_Component data from apps and pages_
<<<<

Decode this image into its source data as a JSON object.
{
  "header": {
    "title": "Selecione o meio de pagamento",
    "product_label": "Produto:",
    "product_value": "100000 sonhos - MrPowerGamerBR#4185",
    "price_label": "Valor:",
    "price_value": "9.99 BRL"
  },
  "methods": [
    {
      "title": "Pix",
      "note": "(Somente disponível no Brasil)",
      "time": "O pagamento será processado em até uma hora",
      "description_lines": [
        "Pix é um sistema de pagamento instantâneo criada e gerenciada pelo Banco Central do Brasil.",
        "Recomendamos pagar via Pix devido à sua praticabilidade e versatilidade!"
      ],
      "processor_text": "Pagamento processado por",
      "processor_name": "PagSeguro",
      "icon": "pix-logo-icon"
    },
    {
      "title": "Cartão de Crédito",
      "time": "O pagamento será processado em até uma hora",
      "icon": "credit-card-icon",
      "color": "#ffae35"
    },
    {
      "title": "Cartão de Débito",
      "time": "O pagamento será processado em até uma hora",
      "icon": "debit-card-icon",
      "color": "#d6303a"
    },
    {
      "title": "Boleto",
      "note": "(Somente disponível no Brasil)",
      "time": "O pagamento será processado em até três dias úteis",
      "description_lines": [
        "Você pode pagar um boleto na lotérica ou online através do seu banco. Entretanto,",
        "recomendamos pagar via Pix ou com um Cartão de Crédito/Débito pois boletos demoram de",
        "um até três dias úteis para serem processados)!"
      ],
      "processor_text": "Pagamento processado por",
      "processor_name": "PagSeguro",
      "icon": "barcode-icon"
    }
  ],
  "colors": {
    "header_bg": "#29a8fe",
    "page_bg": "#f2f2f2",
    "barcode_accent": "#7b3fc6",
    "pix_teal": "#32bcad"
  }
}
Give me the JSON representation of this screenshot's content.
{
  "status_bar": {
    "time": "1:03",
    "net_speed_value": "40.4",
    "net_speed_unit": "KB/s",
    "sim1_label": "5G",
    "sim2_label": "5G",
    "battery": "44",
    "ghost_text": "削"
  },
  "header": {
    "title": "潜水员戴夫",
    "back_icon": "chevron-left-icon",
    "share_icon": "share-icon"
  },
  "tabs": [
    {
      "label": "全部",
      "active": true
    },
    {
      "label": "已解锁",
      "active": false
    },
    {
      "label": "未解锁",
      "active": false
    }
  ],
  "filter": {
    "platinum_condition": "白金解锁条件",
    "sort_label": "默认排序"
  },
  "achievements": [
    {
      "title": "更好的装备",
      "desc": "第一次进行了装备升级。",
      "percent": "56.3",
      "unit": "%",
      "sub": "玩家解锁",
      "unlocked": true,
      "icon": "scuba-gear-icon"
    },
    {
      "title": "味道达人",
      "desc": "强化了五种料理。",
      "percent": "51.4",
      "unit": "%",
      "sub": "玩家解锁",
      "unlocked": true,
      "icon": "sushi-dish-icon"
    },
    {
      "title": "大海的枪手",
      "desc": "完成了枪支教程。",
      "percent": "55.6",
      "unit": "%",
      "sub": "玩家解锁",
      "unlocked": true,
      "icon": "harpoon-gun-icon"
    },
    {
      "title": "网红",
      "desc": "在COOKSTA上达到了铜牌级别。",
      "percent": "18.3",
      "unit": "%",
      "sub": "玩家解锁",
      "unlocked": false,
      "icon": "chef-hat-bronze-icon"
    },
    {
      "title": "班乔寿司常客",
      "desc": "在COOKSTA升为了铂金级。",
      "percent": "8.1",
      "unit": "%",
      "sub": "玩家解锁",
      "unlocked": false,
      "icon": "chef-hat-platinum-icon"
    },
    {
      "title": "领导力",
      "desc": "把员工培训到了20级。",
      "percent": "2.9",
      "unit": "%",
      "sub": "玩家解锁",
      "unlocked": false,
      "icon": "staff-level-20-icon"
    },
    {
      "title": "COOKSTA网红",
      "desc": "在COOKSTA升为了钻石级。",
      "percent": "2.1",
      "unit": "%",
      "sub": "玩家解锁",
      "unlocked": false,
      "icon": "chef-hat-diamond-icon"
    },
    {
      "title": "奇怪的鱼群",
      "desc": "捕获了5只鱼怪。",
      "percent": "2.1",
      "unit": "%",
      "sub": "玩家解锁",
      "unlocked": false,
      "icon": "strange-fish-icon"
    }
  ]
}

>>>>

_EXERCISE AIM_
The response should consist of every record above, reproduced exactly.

_COMPLETED TASK_
Decode this image into its source data as a JSON object.
{
  "header": {
    "title": "Selecione o meio de pagamento",
    "product_label": "Produto:",
    "product_value": "100000 sonhos - MrPowerGamerBR#4185",
    "price_label": "Valor:",
    "price_value": "9.99 BRL"
  },
  "methods": [
    {
      "title": "Pix",
      "note": "(Somente disponível no Brasil)",
      "time": "O pagamento será processado em até uma hora",
      "description_lines": [
        "Pix é um sistema de pagamento instantâneo criada e gerenciada pelo Banco Central do Brasil.",
        "Recomendamos pagar via Pix devido à sua praticabilidade e versatilidade!"
      ],
      "processor_text": "Pagamento processado por",
      "processor_name": "PagSeguro",
      "icon": "pix-logo-icon"
    },
    {
      "title": "Cartão de Crédito",
      "time": "O pagamento será processado em até uma hora",
      "icon": "credit-card-icon",
      "color": "#ffae35"
    },
    {
      "title": "Cartão de Débito",
      "time": "O pagamento será processado em até uma hora",
      "icon": "debit-card-icon",
      "color": "#d6303a"
    },
    {
      "title": "Boleto",
      "note": "(Somente disponível no Brasil)",
      "time": "O pagamento será processado em até três dias úteis",
      "description_lines": [
        "Você pode pagar um boleto na lotérica ou online através do seu banco. Entretanto,",
        "recomendamos pagar via Pix ou com um Cartão de Crédito/Débito pois boletos demoram de",
        "um até três dias úteis para serem processados)!"
      ],
      "processor_text": "Pagamento processado por",
      "processor_name": "PagSeguro",
      "icon": "barcode-icon"
    }
  ],
  "colors": {
    "header_bg": "#29a8fe",
    "page_bg": "#f2f2f2",
    "barcode_accent": "#7b3fc6",
    "pix_teal": "#32bcad"
  }
}
Give me the JSON representation of this screenshot's content.
{
  "status_bar": {
    "time": "1:03",
    "net_speed_value": "40.4",
    "net_speed_unit": "KB/s",
    "sim1_label": "5G",
    "sim2_label": "5G",
    "battery": "44",
    "ghost_text": "削"
  },
  "header": {
    "title": "潜水员戴夫",
    "back_icon": "chevron-left-icon",
    "share_icon": "share-icon"
  },
  "tabs": [
    {
      "label": "全部",
      "active": true
    },
    {
      "label": "已解锁",
      "active": false
    },
    {
      "label": "未解锁",
      "active": false
    }
  ],
  "filter": {
    "platinum_condition": "白金解锁条件",
    "sort_label": "默认排序"
  },
  "achievements": [
    {
      "title": "更好的装备",
      "desc": "第一次进行了装备升级。",
      "percent": "56.3",
      "unit": "%",
      "sub": "玩家解锁",
      "unlocked": true,
      "icon": "scuba-gear-icon"
    },
    {
      "title": "味道达人",
      "desc": "强化了五种料理。",
      "percent": "51.4",
      "unit": "%",
      "sub": "玩家解锁",
      "unlocked": true,
      "icon": "sushi-dish-icon"
    },
    {
      "title": "大海的枪手",
      "desc": "完成了枪支教程。",
      "percent": "55.6",
      "unit": "%",
      "sub": "玩家解锁",
      "unlocked": true,
      "icon": "harpoon-gun-icon"
    },
    {
      "title": "网红",
      "desc": "在COOKSTA上达到了铜牌级别。",
      "percent": "18.3",
      "unit": "%",
      "sub": "玩家解锁",
      "unlocked": false,
      "icon": "chef-hat-bronze-icon"
    },
    {
      "title": "班乔寿司常客",
      "desc": "在COOKSTA升为了铂金级。",
      "percent": "8.1",
      "unit": "%",
      "sub": "玩家解锁",
      "unlocked": false,
      "icon": "chef-hat-platinum-icon"
    },
    {
      "title": "领导力",
      "desc": "把员工培训到了20级。",
      "percent": "2.9",
      "unit": "%",
      "sub": "玩家解锁",
      "unlocked": false,
      "icon": "staff-level-20-icon"
    },
    {
      "title": "COOKSTA网红",
      "desc": "在COOKSTA升为了钻石级。",
      "percent": "2.1",
      "unit": "%",
      "sub": "玩家解锁",
      "unlocked": false,
      "icon": "chef-hat-diamond-icon"
    },
    {
      "title": "奇怪的鱼群",
      "desc": "捕获了5只鱼怪。",
      "percent": "2.1",
      "unit": "%",
      "sub": "玩家解锁",
      "unlocked": false,
      "icon": "strange-fish-icon"
    }
  ]
}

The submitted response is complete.